[Dataset excerpts]
☆ ☆ ☆ ☆ ☆ ☆ ☆
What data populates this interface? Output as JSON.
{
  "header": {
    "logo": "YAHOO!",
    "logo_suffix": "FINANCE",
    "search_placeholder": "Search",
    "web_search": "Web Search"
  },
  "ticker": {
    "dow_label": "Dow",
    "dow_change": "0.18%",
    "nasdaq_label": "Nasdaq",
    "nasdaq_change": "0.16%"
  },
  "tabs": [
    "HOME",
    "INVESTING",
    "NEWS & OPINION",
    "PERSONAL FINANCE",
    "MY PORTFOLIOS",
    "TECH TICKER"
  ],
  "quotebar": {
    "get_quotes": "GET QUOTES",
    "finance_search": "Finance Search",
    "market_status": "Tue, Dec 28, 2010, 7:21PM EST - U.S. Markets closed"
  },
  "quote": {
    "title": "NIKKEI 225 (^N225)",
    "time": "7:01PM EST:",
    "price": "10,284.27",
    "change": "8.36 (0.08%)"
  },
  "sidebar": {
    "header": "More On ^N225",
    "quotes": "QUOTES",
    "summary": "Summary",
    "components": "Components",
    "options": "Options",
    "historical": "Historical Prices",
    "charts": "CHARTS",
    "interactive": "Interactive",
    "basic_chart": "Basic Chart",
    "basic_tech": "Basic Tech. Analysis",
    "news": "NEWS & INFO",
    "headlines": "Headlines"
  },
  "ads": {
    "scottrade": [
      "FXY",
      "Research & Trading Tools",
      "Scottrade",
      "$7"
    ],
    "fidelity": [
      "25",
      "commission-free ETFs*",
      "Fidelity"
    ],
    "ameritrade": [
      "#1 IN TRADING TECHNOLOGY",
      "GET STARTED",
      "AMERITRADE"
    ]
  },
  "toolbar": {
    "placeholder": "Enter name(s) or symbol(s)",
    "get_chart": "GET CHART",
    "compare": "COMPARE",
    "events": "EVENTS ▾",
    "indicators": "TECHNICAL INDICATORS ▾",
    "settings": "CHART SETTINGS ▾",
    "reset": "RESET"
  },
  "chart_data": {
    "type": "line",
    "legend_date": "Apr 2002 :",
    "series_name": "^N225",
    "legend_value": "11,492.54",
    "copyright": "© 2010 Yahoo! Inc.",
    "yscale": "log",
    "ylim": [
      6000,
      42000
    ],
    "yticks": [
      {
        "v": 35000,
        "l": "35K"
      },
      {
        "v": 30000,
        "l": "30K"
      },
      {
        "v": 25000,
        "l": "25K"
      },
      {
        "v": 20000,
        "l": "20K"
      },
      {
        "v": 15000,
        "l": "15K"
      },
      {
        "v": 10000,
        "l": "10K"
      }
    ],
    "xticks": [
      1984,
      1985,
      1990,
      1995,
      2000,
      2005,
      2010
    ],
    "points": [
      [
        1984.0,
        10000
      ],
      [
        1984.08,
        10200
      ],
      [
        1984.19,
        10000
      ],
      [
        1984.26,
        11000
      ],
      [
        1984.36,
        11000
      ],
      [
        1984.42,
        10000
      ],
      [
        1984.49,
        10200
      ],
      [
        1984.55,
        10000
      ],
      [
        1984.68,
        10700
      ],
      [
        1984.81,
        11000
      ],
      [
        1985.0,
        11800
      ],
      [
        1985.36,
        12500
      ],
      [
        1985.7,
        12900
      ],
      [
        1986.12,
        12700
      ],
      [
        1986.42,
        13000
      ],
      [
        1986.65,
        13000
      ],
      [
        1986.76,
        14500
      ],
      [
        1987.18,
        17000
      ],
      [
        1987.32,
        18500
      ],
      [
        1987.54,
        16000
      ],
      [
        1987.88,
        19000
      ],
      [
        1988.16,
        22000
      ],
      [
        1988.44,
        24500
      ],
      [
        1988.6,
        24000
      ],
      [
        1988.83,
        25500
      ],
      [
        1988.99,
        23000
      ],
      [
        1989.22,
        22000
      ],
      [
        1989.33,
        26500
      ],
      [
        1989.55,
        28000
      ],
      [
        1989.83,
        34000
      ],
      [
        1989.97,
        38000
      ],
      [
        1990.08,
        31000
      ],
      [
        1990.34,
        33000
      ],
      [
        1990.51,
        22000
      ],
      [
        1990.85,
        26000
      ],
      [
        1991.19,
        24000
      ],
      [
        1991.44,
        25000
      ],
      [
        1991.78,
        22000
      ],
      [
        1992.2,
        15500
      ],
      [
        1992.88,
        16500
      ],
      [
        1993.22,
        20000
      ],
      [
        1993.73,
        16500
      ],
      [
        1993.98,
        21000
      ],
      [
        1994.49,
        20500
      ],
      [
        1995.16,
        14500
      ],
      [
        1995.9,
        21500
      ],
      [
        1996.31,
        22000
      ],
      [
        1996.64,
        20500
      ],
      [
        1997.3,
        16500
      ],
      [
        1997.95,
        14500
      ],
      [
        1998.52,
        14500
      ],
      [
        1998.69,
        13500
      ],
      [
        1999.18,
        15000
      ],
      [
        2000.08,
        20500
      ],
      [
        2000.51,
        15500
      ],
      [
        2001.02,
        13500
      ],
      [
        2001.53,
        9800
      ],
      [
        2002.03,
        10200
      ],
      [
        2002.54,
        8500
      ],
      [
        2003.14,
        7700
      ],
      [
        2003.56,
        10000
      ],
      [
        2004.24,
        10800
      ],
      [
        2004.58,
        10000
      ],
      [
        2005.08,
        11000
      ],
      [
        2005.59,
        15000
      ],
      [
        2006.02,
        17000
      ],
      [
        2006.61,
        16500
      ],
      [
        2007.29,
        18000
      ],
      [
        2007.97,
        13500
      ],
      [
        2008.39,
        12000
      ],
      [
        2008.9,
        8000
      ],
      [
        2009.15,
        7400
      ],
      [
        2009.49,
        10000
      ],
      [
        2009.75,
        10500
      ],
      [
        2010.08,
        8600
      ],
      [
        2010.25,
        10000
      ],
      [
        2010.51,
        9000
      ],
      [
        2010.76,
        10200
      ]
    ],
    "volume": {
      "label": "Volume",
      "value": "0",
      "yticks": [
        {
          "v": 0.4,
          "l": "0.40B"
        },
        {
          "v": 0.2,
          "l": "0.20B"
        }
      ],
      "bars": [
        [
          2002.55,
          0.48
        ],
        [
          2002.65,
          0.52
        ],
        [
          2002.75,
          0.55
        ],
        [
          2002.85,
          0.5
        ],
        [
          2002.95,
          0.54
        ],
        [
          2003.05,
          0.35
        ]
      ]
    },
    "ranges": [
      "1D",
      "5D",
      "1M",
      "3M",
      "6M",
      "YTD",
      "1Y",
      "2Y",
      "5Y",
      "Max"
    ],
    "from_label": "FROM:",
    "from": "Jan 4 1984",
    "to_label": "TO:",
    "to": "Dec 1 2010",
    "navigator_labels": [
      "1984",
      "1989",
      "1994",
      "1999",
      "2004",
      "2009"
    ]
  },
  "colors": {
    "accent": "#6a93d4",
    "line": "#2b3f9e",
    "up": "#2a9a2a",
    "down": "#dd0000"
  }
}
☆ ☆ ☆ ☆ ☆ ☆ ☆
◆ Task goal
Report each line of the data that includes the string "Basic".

◆ Solution for this problem
    "basic_chart": "Basic Chart",
    "basic_tech": "Basic Tech. Analysis",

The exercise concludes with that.